AG Yost Announces $102 Million Settlement with Maker of Opioid Addiction Treatment Drug in Antitrust
(COLUMBUS, Ohio) — Ohio Attorney General Dave Yost and 41 of his counterparts today announced a $102.5 million multistate settlement with the maker of Suboxone – Indivior Inc. – for violations of state and federal antitrust laws.
Ohio will receive about $5.9 million.
“My office has the pharmaceutical industry under a microscope,” Yost said. “From drug manufacturers to PBMs to distributors – we’re keeping a close eye on everyone involved.”
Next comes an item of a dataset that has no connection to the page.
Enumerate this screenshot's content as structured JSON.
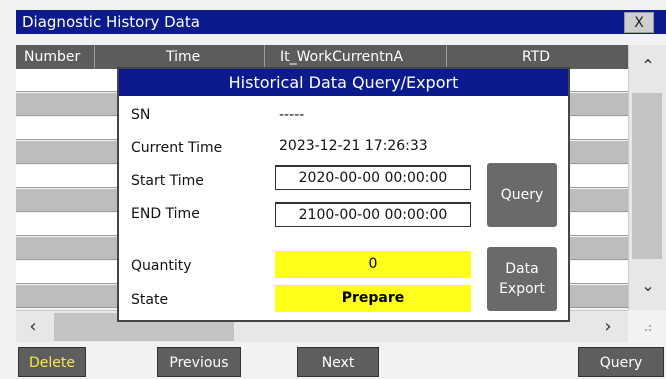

Suboxone, a prescription drug that originated as a tablet, is used to treat opioid addiction by easing cravings for opioids. It was introduced in 2002 by Indivior, formally known as Reckitt Benckiser Pharmaceuticals, and patent-protected for seven years (2002 to 2009).
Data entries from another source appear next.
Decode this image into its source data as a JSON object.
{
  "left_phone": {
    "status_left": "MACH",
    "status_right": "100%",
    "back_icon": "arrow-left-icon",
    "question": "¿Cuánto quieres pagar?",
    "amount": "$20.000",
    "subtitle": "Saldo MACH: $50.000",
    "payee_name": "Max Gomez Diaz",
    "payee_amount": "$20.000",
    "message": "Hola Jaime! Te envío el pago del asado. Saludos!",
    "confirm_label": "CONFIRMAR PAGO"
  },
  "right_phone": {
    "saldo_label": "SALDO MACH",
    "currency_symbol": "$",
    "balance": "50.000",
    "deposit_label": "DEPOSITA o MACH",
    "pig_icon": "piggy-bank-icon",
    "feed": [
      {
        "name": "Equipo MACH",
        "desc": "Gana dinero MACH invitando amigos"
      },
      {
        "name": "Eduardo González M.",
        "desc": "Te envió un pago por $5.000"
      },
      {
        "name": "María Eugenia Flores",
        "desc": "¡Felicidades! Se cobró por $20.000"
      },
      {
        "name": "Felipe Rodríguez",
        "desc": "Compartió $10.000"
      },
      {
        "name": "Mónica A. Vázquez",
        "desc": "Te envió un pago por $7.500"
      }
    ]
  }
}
The coalition of attorneys general sued the company accusing Indivior of having schemed to block generic competitors from the market after the patented-protected period, thus artificially elevating the drug’s costs to consumers.
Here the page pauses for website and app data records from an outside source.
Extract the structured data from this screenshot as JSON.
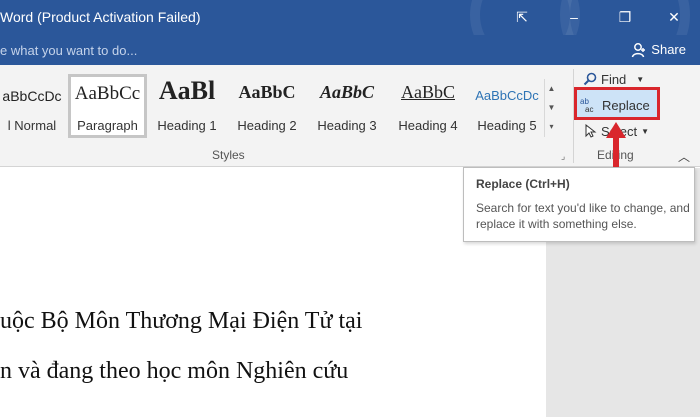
{
  "window": {
    "title": "Word (Product Activation Failed)",
    "tell_me": "e what you want to do...",
    "share_label": "Share",
    "controls": {
      "restore": "⇱",
      "minimize": "–",
      "maximize": "❐",
      "close": "✕"
    }
  },
  "styles": {
    "group_label": "Styles",
    "items": [
      {
        "sample": "aBbCcDc",
        "name": "l Normal"
      },
      {
        "sample": "AaBbCc",
        "name": "Paragraph"
      },
      {
        "sample": "AaBl",
        "name": "Heading 1"
      },
      {
        "sample": "AaBbC",
        "name": "Heading 2"
      },
      {
        "sample": "AaBbC",
        "name": "Heading 3"
      },
      {
        "sample": "AaBbC",
        "name": "Heading 4"
      },
      {
        "sample": "AaBbCcDc",
        "name": "Heading 5"
      }
    ]
  },
  "editing": {
    "group_label": "Editing",
    "find_label": "Find",
    "replace_label": "Replace",
    "select_label": "Select",
    "highlight_color": "#d9262c"
  },
  "tooltip": {
    "title": "Replace (Ctrl+H)",
    "description": "Search for text you'd like to change, and replace it with something else."
  },
  "document": {
    "line1": "uộc Bộ Môn Thương Mại Điện Tử tại",
    "line2": "n và đang theo học môn Nghiên cứu"
  },
  "colors": {
    "word_blue": "#2b579a",
    "ribbon_bg": "#f3f3f3"
  }
}
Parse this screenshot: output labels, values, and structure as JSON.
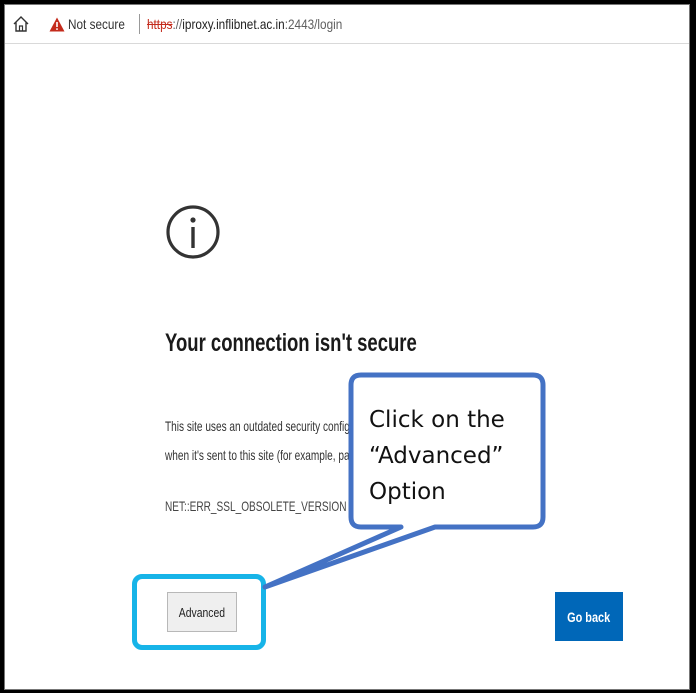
{
  "browser": {
    "security_label": "Not secure",
    "url_scheme": "https",
    "url_host": "iproxy.inflibnet.ac.in",
    "url_rest": ":2443/login",
    "icons": {
      "home": "home-icon",
      "warning": "warning-icon"
    },
    "warning_color": "#c42b1c"
  },
  "page": {
    "icon": "info-icon",
    "title": "Your connection isn't secure",
    "description_line1": "This site uses an outdated security configuration, which may expose your information",
    "description_line2": "when it's sent to this site (for example, passwords, messages or credit cards).",
    "error_code": "NET::ERR_SSL_OBSOLETE_VERSION",
    "advanced_label": "Advanced",
    "go_back_label": "Go back",
    "go_back_color": "#0067b8"
  },
  "annotation": {
    "callout_line1": "Click on the",
    "callout_line2": "“Advanced”",
    "callout_line3": "Option",
    "border_color": "#4472c4",
    "highlight_color": "#17b4e8"
  }
}
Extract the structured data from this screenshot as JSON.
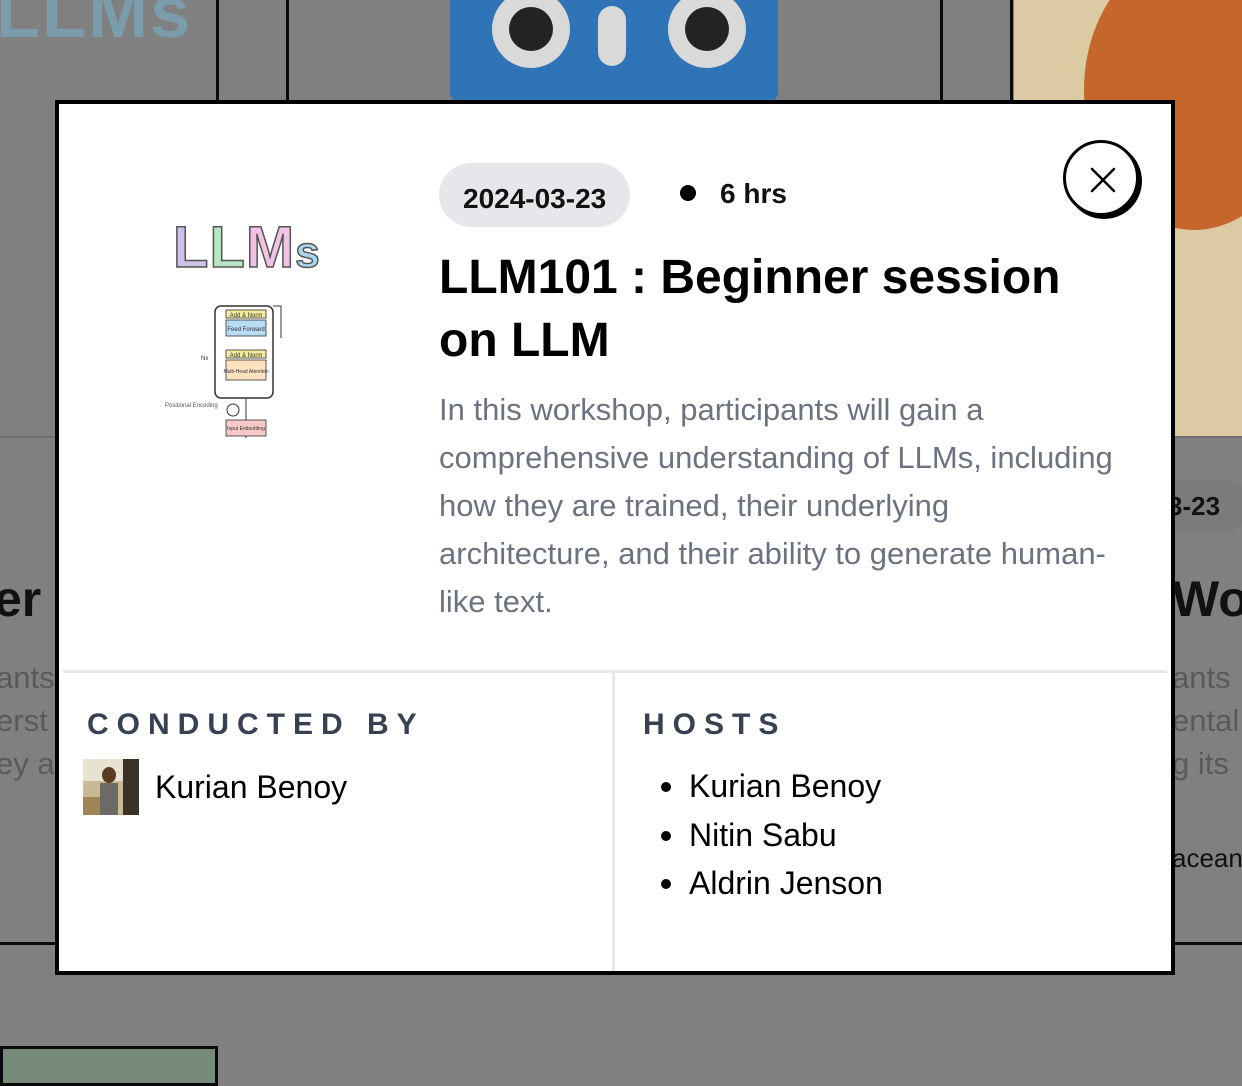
{
  "background": {
    "logo_fragment": "LLMs",
    "right_date_fragment": "3-23",
    "left_title_fragment": "er s",
    "right_title_fragment": "Wo",
    "left_desc_lines": [
      "ants",
      "erst",
      "ey a"
    ],
    "right_desc_lines": [
      "ants",
      "ental",
      "g its"
    ],
    "right_org_fragment": "acean"
  },
  "modal": {
    "thumbnail": {
      "title_letters": [
        "L",
        "L",
        "M",
        "s"
      ],
      "diagram_labels": [
        "Add & Norm",
        "Feed Forward",
        "Nx",
        "Add & Norm",
        "Multi-Head Attention",
        "Positional Encoding",
        "Input Embedding"
      ]
    },
    "date": "2024-03-23",
    "duration": "6 hrs",
    "title": "LLM101 : Beginner session on LLM",
    "description": "In this workshop, participants will gain a comprehensive understanding of LLMs, including how they are trained, their underlying architecture, and their ability to generate human-like text.",
    "close_icon": "close-icon",
    "conducted_by": {
      "label": "CONDUCTED BY",
      "name": "Kurian Benoy"
    },
    "hosts": {
      "label": "HOSTS",
      "items": [
        "Kurian Benoy",
        "Nitin Sabu",
        "Aldrin Jenson"
      ]
    }
  },
  "colors": {
    "overlay": "#808080",
    "border": "#000000",
    "pill": "#e5e7eb",
    "description": "#6b7280"
  }
}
The lawsuit says Indivior engaged in illegal “product hopping,” meaning it made modest changes to its product in order to extend the patent protections so other companies couldn’t offer cheaper generic alternatives.
The company transitioned Suboxone from a tablet to a film (which dissolves in the mouth), and then actively attempted to destroy the market for tablets through marketing and price adjustments, the lawsuit maintains. These kinds of tactics allowed for Indivior to extend the patent protections, and the company eventually stopped selling tablets, forcing consumers to buy the more expensive film form of the drug.
The suit cites violations of the Sherman Act and Ohio’s Valentine Act, saying that Indivior engaged in anti-competitive activities designed to impede competition from generic equivalents of Suboxone.
The settlement agreement, filed in U.S. District Court in the Eastern District of Pennsylvania, requires Indivior to pay the states $102.5 million. The case had been scheduled to go to trial in September 2023.
Also under the agreement, Indivior must disclose to the U.S. Food and Drug Administration and to the attorneys general any:
Citizen petition that it files.
Change in corporate control.
These conditions are designed to keep the attorneys general apprised of the company’s activities and to ensure that Indivior refrains from engaging in conduct similar to the allegations in the lawsuit.
The multistate case was led by Wisconsin Attorney General Josh Kaul. Joining Yost and Kaul in the suit were the attorneys general of Alabama, Alaska, Arkansas, California, Colorado, District of Columbia, Connecticut, Delaware, Florida, Georgia, Hawaii, Idaho, Illinois, Iowa, Kansas, Kentucky, Louisiana, Maine, Maryland, Massachusetts, Michigan, Minnesota, Mississippi, Missouri, Nebraska, New Hampshire, New Mexico, New York, North Carolina, Oklahoma, Oregon, Pennsylvania, Rhode Island, South Carolina, Tennessee, Utah, Vermont, Virginia, Washington and West Virginia.